multimedia, and allow those who share application standards to make full use of  
them across the web.
This summary does not describe the many exciting possibilities opened up by the  
WWW project, such as efficient document caching. the reduction of redundant  
out-of-date copies, and the use of knowledge daemons.  There is more  
information in the online project documentation, including some background on  
hypertext and many technical notes. (...)

You can also check out Linus’ first email presenting Linux.

Slope One Predictors for Online Rating-Based Collaborative Filtering (SDM’05 / April 20-23th 2005)

I’m very proud of this little paper called Slope One Predictors for Online Rating-Based Collaborative Filtering. The paper report on some of the core collaborative filtering research leading to the inDiscover web site. I’ll be presenting it at SIAM Data Mining 2005 in April (Newport Beach, California).

This is a case where, with Anna Maclachlan, we did something that few researchers do these days: we looked for something simpler. The main result of the paper is that you can use extremely simple and easy to implement algorithms and get very competitive results.

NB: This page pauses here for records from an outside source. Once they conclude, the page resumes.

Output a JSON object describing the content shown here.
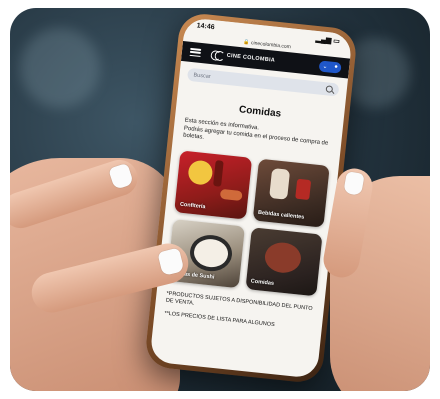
{
  "status": {
    "time": "14:46",
    "url": "cinecolombia.com"
  },
  "brand": {
    "name": "CINE COLOMBIA"
  },
  "search": {
    "placeholder": "Buscar"
  },
  "page": {
    "title": "Comidas",
    "intro": "Esta sección es informativa.\nPodrás agregar tu comida en el proceso de compra de boletas."
  },
  "categories": [
    {
      "label": "Confitería"
    },
    {
      "label": "Bebidas calientes"
    },
    {
      "label": "Barras de Sushi"
    },
    {
      "label": "Comidas"
    }
  ],
  "footnotes": [
    "*PRODUCTOS SUJETOS A DISPONIBILIDAD DEL PUNTO DE VENTA.",
    "**LOS PRECIOS DE LISTA PARA ALGUNOS"
  ],
  "colors": {
    "nav": "#0f1116",
    "accent": "#1f57c9",
    "screen": "#f6f4f0"
  }
}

The current trend, in academia, is to develop crazy algorithms that require not 10 lines of code, not 100 lines of code, but several thousands. I think the same is true in some industries: think of Web Services or Java (with the infinite number of new acronyms).

Well, I like complex algorithms and as a math guy, I like a challenge, but once in a while, I think it pays to go I think “wait! what if the average Joe wants to implement this?”

So, if you write real code and are interested in collaborative filtering, go check this paper.